▸ PROVIDED ENTRIES
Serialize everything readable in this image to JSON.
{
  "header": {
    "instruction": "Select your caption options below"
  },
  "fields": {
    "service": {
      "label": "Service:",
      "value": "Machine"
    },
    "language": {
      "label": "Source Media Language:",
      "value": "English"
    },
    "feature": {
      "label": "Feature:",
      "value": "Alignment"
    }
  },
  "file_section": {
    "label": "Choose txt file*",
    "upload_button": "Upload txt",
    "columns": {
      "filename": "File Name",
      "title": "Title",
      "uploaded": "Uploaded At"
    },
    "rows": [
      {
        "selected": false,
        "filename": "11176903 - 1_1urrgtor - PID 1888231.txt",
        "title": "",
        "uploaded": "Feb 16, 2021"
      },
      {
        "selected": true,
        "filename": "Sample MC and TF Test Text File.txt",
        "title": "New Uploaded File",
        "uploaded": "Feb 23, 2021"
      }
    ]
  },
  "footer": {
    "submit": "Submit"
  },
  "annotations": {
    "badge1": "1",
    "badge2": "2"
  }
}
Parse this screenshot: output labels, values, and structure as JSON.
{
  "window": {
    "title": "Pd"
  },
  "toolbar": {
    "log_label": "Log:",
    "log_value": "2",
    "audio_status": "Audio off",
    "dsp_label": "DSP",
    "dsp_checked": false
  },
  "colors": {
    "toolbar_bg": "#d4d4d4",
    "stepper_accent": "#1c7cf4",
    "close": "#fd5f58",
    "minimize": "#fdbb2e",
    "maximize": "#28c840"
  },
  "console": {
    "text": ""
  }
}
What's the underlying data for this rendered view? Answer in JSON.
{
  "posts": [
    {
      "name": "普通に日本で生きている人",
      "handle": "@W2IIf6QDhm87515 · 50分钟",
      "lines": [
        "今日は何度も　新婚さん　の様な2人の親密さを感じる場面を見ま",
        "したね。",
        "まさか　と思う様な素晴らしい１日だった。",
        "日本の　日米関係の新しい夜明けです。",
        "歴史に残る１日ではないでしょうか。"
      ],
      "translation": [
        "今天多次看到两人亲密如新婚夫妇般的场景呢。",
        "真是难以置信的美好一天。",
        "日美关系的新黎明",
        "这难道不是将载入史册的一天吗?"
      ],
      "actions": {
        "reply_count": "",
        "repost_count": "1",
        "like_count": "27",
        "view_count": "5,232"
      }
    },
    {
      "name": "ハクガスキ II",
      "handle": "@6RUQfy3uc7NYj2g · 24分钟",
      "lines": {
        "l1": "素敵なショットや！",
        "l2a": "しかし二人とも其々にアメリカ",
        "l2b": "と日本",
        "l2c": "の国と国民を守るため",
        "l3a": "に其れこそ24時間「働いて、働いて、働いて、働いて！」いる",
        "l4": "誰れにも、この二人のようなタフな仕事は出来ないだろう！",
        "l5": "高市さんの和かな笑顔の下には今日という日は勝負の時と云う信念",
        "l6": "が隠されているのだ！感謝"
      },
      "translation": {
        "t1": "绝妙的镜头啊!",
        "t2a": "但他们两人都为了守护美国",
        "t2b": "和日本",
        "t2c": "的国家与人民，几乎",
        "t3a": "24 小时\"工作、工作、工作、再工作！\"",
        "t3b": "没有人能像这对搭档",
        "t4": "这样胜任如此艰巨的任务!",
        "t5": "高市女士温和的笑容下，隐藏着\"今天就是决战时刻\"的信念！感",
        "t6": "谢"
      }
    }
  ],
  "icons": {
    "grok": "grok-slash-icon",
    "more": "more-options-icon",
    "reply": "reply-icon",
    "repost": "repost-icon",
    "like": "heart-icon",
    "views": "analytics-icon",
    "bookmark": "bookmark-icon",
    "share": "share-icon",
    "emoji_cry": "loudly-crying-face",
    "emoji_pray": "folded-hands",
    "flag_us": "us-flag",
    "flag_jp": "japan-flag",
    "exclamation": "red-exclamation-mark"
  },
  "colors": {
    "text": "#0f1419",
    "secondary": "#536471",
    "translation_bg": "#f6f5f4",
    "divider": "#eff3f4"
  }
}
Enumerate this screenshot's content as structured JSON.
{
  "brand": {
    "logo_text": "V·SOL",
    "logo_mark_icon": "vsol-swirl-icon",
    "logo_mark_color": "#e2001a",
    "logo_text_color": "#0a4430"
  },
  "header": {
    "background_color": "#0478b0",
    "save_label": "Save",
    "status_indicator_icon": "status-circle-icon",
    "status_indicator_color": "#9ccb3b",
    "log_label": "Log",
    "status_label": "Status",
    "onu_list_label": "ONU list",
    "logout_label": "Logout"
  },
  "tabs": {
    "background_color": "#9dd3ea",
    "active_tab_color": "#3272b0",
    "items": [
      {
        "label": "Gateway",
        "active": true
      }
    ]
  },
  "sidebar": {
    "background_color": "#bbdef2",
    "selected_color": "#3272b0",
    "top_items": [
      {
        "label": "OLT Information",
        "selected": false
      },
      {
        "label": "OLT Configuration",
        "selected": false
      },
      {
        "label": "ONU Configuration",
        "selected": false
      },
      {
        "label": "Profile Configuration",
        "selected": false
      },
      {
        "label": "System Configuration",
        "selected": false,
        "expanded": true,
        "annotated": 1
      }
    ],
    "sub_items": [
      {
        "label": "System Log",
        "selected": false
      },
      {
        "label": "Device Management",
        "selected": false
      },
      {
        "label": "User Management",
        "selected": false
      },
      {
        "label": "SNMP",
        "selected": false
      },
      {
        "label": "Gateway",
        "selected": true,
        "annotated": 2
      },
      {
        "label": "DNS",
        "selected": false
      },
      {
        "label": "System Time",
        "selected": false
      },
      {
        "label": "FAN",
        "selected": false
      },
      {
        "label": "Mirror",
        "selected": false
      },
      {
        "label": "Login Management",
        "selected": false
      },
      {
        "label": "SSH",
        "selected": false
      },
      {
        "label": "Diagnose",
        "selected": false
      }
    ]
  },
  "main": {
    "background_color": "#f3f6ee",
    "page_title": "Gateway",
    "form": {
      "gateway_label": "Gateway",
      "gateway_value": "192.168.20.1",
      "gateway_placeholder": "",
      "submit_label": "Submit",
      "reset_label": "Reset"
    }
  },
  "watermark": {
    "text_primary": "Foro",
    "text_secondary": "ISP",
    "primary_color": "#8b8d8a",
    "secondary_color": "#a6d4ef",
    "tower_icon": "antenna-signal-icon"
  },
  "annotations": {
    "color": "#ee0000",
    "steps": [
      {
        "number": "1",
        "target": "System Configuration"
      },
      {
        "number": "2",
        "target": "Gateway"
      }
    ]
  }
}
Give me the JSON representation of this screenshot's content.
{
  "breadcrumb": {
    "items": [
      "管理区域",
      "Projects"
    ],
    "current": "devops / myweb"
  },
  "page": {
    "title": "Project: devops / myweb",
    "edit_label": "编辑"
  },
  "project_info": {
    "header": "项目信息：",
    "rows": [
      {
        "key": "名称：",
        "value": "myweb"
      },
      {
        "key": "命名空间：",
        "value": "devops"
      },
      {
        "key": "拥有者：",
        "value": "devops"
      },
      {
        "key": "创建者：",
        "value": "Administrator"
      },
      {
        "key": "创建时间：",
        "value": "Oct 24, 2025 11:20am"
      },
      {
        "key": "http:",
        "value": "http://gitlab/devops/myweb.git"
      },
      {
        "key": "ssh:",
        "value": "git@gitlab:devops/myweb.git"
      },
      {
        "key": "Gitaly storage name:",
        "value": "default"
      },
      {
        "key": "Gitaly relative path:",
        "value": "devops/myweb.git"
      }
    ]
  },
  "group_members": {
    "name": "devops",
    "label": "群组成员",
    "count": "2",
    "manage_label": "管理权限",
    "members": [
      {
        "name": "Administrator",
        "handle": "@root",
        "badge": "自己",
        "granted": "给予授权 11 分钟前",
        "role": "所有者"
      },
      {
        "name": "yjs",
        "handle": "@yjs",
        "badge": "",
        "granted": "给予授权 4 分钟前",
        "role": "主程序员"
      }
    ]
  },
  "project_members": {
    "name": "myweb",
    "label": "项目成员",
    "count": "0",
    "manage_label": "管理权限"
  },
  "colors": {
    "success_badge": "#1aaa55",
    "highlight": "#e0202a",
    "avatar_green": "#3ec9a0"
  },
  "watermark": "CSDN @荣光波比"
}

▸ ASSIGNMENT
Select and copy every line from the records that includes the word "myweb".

▸ OUTPUT BELOW
    "current": "devops / myweb"
    "title": "Project: devops / myweb",
        "value": "myweb"
        "value": "http://gitlab/devops/myweb.git"
        "value": "git@gitlab:devops/myweb.git"
        "value": "devops/myweb.git"
    "name": "myweb",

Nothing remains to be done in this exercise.